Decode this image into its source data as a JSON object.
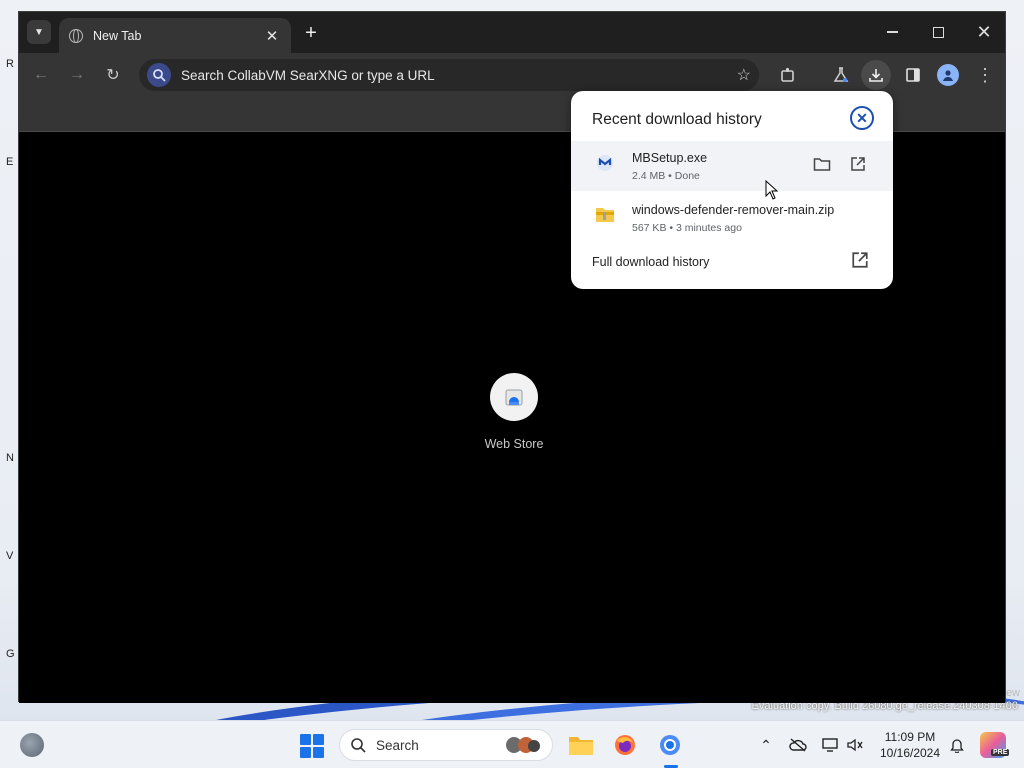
{
  "desktop": {
    "edge_glyphs": [
      "R",
      "E",
      "N",
      "V",
      "G"
    ],
    "watermark": "Evaluation copy. Build 26080.ge_release.240308-1400",
    "watermark_tail": "ew"
  },
  "browser": {
    "tab_title": "New Tab",
    "omnibox_placeholder": "Search CollabVM SearXNG or type a URL",
    "shortcut_label": "Web Store"
  },
  "downloads": {
    "title": "Recent download history",
    "items": [
      {
        "name": "MBSetup.exe",
        "meta": "2.4 MB • Done",
        "icon": "malwarebytes-icon"
      },
      {
        "name": "windows-defender-remover-main.zip",
        "meta": "567 KB • 3 minutes ago",
        "icon": "zip-folder-icon"
      }
    ],
    "full_history_label": "Full download history"
  },
  "taskbar": {
    "search_label": "Search",
    "time": "11:09 PM",
    "date": "10/16/2024",
    "copilot_badge": "PRE"
  },
  "colors": {
    "accent": "#1a73e8",
    "popup_close": "#1a4fb0"
  }
}
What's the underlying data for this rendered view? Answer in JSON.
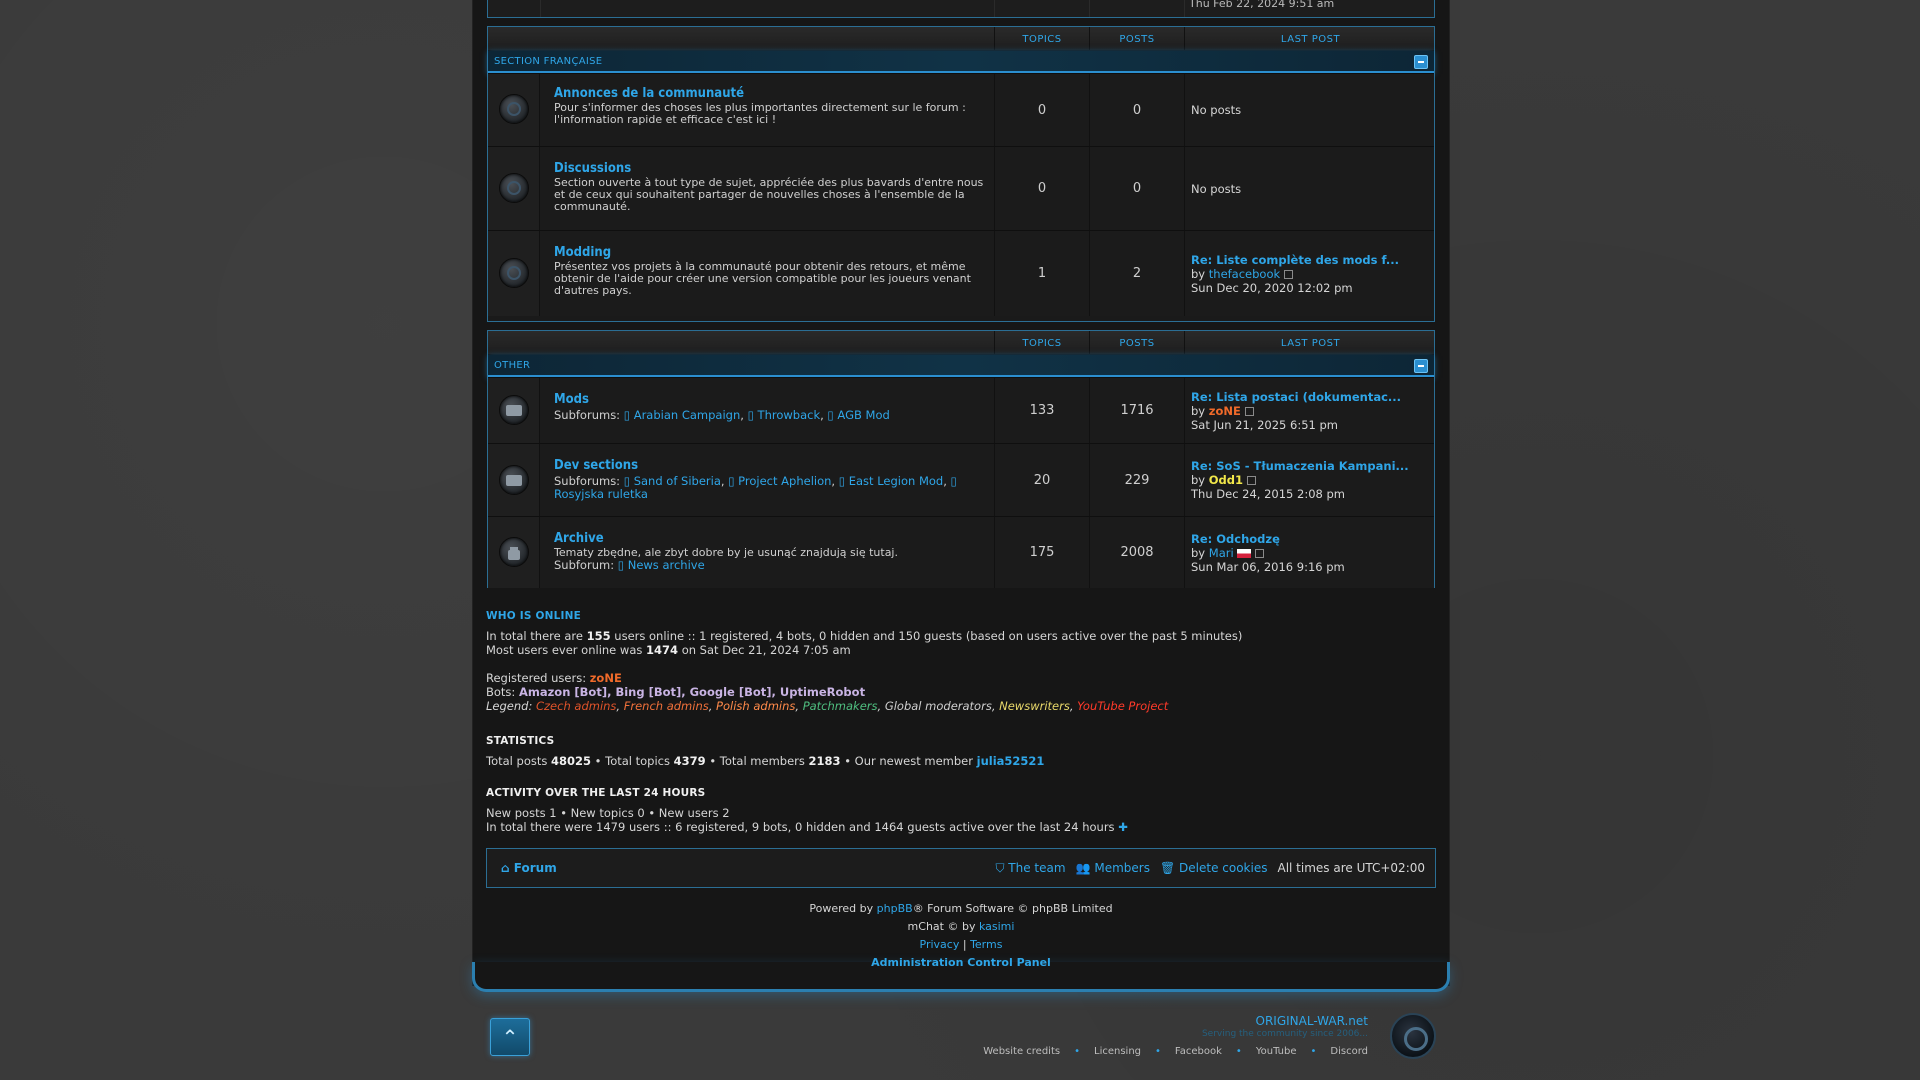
{
  "top_stub": {
    "last_post_time": "Thu Feb 22, 2024 9:51 am"
  },
  "sections": [
    {
      "title": "SECTION FRANÇAISE",
      "headers": {
        "topics": "TOPICS",
        "posts": "POSTS",
        "last_post": "LAST POST"
      },
      "forums": [
        {
          "name": "Annonces de la communauté",
          "desc": "Pour s'informer des choses les plus importantes directement sur le forum : l'information rapide et efficace c'est ici !",
          "topics": "0",
          "posts": "0",
          "last": "No posts"
        },
        {
          "name": "Discussions",
          "desc": "Section ouverte à tout type de sujet, appréciée des plus bavards d'entre nous et de ceux qui souhaitent partager de nouvelles choses à l'ensemble de la communauté.",
          "topics": "0",
          "posts": "0",
          "last": "No posts"
        },
        {
          "name": "Modding",
          "desc": "Présentez vos projets à la communauté pour obtenir des retours, et même obtenir de l'aide pour créer une version compatible pour les joueurs venant d'autres pays.",
          "topics": "1",
          "posts": "2",
          "last_title": "Re: Liste complète des mods f...",
          "last_by_label": "by",
          "last_author": "thefacebook",
          "last_date": "Sun Dec 20, 2020 12:02 pm"
        }
      ]
    },
    {
      "title": "OTHER",
      "headers": {
        "topics": "TOPICS",
        "posts": "POSTS",
        "last_post": "LAST POST"
      },
      "forums": [
        {
          "name": "Mods",
          "sub_label": "Subforums:",
          "subs": [
            "Arabian Campaign",
            "Throwback",
            "AGB Mod"
          ],
          "topics": "133",
          "posts": "1716",
          "last_title": "Re: Lista postaci (dokumentac...",
          "last_by_label": "by",
          "last_author": "zoNE",
          "last_date": "Sat Jun 21, 2025 6:51 pm"
        },
        {
          "name": "Dev sections",
          "sub_label": "Subforums:",
          "subs": [
            "Sand of Siberia",
            "Project Aphelion",
            "East Legion Mod",
            "Rosyjska ruletka"
          ],
          "topics": "20",
          "posts": "229",
          "last_title": "Re: SoS - Tłumaczenia Kampani...",
          "last_by_label": "by",
          "last_author": "Odd1",
          "last_date": "Thu Dec 24, 2015 2:08 pm"
        },
        {
          "name": "Archive",
          "desc": "Tematy zbędne, ale zbyt dobre by je usunąć znajdują się tutaj.",
          "sub_label": "Subforum:",
          "subs": [
            "News archive"
          ],
          "topics": "175",
          "posts": "2008",
          "last_title": "Re: Odchodzę",
          "last_by_label": "by",
          "last_author": "Mari",
          "last_date": "Sun Mar 06, 2016 9:16 pm"
        }
      ]
    }
  ],
  "who_online": {
    "title": "WHO IS ONLINE",
    "line1_a": "In total there are ",
    "line1_count": "155",
    "line1_b": " users online :: 1 registered, 4 bots, 0 hidden and 150 guests (based on users active over the past 5 minutes)",
    "line2_a": "Most users ever online was ",
    "line2_count": "1474",
    "line2_b": " on Sat Dec 21, 2024 7:05 am",
    "registered_label": "Registered users:",
    "registered_user": "zoNE",
    "bots_label": "Bots:",
    "bots": "Amazon [Bot], Bing [Bot], Google [Bot], UptimeRobot",
    "legend_label": "Legend:",
    "legend": [
      "Czech admins",
      "French admins",
      "Polish admins",
      "Patchmakers",
      "Global moderators",
      "Newswriters",
      "YouTube Project"
    ]
  },
  "statistics": {
    "title": "STATISTICS",
    "posts_label": "Total posts",
    "posts": "48025",
    "topics_label": "Total topics",
    "topics": "4379",
    "members_label": "Total members",
    "members": "2183",
    "newest_label": "Our newest member",
    "newest": "julia52521"
  },
  "activity": {
    "title": "ACTIVITY OVER THE LAST 24 HOURS",
    "line1": "New posts 1 • New topics 0 • New users 2",
    "line2": "In total there were 1479 users :: 6 registered, 9 bots, 0 hidden and 1464 guests active over the last 24 hours"
  },
  "navbar": {
    "forum": "Forum",
    "team": "The team",
    "members": "Members",
    "delete_cookies": "Delete cookies",
    "timezone": "All times are UTC+02:00"
  },
  "copyright": {
    "powered_a": "Powered by ",
    "phpbb": "phpBB",
    "powered_b": "® Forum Software © phpBB Limited",
    "mchat_a": "mChat © by ",
    "mchat_author": "kasimi",
    "privacy": "Privacy",
    "sep": " | ",
    "terms": "Terms",
    "acp": "Administration Control Panel"
  },
  "brand": {
    "name": "ORIGINAL-WAR.net",
    "tagline": "Serving the community since 2006..."
  },
  "footer_links": [
    "Website credits",
    "Licensing",
    "Facebook",
    "YouTube",
    "Discord"
  ],
  "colors": {
    "accent": "#2fa6e8",
    "border": "#2b6e94",
    "panel": "#1a1a1a"
  }
}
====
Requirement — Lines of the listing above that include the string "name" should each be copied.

Completed task —
        "name": "MBSetup.exe",
        "name": "windows-defender-remover-main.zip",
          "name": "Annonces de la communauté",
          "name": "Discussions",
          "name": "Modding",
          "name": "Mods",
          "name": "Dev sections",
          "name": "Archive",
    "name": "ORIGINAL-WAR.net",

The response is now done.